- Consideration stage: they mentally define the problem and research options to solve it. (Spoiler alert: school websites and a Google search are primary options for this research.)
- Decision stage: they choose a solution.
- Delighted stage: they are your customer and are delighted with their decision.
It is during the buyer’s journey that you will discover possible triggers that will push them from the awareness stage to the decision stage. A simple example might be a parent whose child will turn five years old, and it will soon be time to register for kindergarten. Before this, they were curious about what was available, but now they must make a choice and enroll their child. Your content should include the type of information that will be that call to action to move them toward a desirable conclusion. For a more detailed explanation, use the Customer’s Journey Worksheet.
Step #4: Select keyword phrases for search engine optimization (SEO)
Now that you created target personas, you better understand their problems and concerns. So, what content can you create that will address their concerns or that your solutions will alleviate? What types of information are they looking for that you can deliver? You’ll need a list of possible topics that your school is uniquely positioned to answer. For example, if you are a small school competing against larger neighboring schools, create answers to questions on your website and as content in a video download, eBook, or checklist called “Big Benefits of a Small School.” Or, if you are targeting students with specific interests, consider content that engages the parents of your ideal student, like “How to Match Your Child’s Interests to the Right School Choice.”
Consider what parents or students would put into an online search to get the answers they need or to solve their problems.

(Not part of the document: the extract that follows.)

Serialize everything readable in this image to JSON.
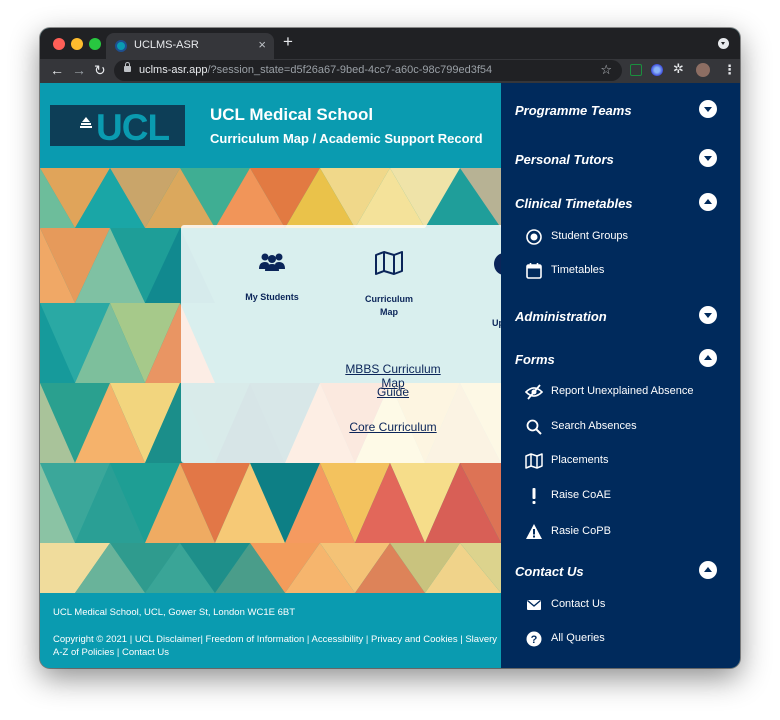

Those are the keyword phrases that you will use on your website so they will find your school. You will use the targeted keywords on your website, social media posts, emails, landing pages, and content downloads. Start with a list of 100 or so relevant keywords. Those keywords will NOT be the name of your school or your programs. Use keywords and phrases related to the interests you have identified in their personas. Your content should provide information about those interests and topics. If you aren’t sure, ask your existing students’ parents what information they used, or could have used, when they were deciding on the right school for their child.
For example, you will use identified keywords in longer phrases (called long tail keywords) for which your ideal personas might search:

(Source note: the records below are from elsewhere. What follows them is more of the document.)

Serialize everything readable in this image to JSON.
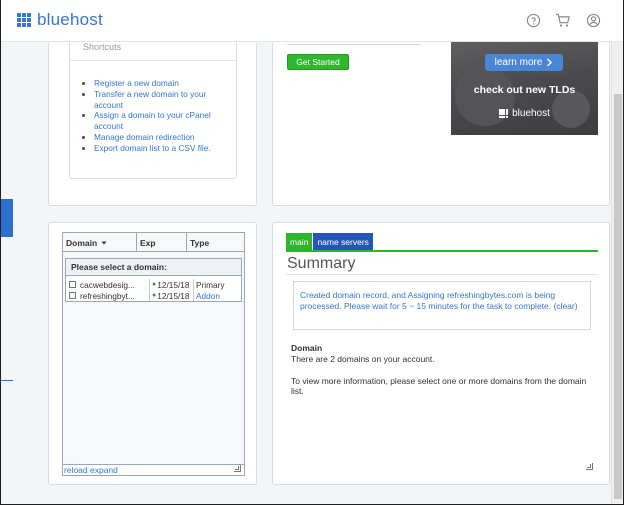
{
  "header": {
    "brand": "bluehost",
    "icons": [
      "help-icon",
      "cart-icon",
      "user-icon"
    ]
  },
  "shortcuts": {
    "title": "Shortcuts",
    "items": [
      "Register a new domain",
      "Transfer a new domain to your account",
      "Assign a domain to your cPanel account",
      "Manage domain redirection",
      "Export domain list to a CSV file."
    ]
  },
  "promo": {
    "get_started": "Get Started",
    "learn_more": "learn more",
    "tagline": "check out new TLDs",
    "brand": "bluehost"
  },
  "domains": {
    "columns": [
      "Domain",
      "Exp",
      "Type"
    ],
    "select_title": "Please select a domain:",
    "rows": [
      {
        "domain": "cacwebdesig...",
        "exp": "12/15/18",
        "type": "Primary"
      },
      {
        "domain": "refreshingbyt...",
        "exp": "12/15/18",
        "type": "Addon"
      }
    ],
    "footer": "reload expand"
  },
  "summary": {
    "tabs": [
      "main",
      "name servers"
    ],
    "title": "Summary",
    "notice": "Created domain record, and Assigning refreshingbytes.com is being processed. Please wait for 5 ~ 15 minutes for the task to complete. (clear)",
    "domain_label": "Domain",
    "domain_count_text": "There are 2 domains on your account.",
    "more_info": "To view more information, please select one or more domains from the domain list."
  },
  "colors": {
    "brand_blue": "#3575d3",
    "green": "#2db52d",
    "tab_blue": "#2456b7"
  }
}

“How can high school prepare your student for a medical career.”
“Rewarding technology careers and foundational courses students need.”
“Starting your child’s education strong; begin in kindergarten.”
Step #5: Create persona- and journey-specific content
Now, begin to create informative content that provides answers to problems your ideal customers need. Help them become knowledgeable. Remember, your content shouldn’t be about you, but about the customer’s needs. You want to position your school as the experts to do that, but not by a hard sales pitch. Use stories, examples, and valuable tips to help them see your school as a possible match, or provide them with information that lets them form that opinion through your content.
You are providing this helpful information in exchange for their contact information. You are using the keyword strategy we discussed above to uncover and create interesting and useful content ideas. You’ll use these keywords in blog titles, meta-tags, collateral, and content downloads. As part of your inbound marketing plan, you’ll calendar a regular schedule to create additional content. Need some more marketing ideas? Check out our 51 Ways to Market Your School blog.
To be continued…
You’re halfway there. You have a basic understanding of what inbound marketing is and why it matters for every educational institution. But keep reading and learn about the rest of the process in Part 2 of Inbound Marketing for Schools.
Or, if you’d like to get more information about what it takes to begin a marketing plan for your school’s inbound marketing, complete our Inbound Marketing Assessment Form today!
Bonnie Leedy, CEO, School Webmasters, LLC.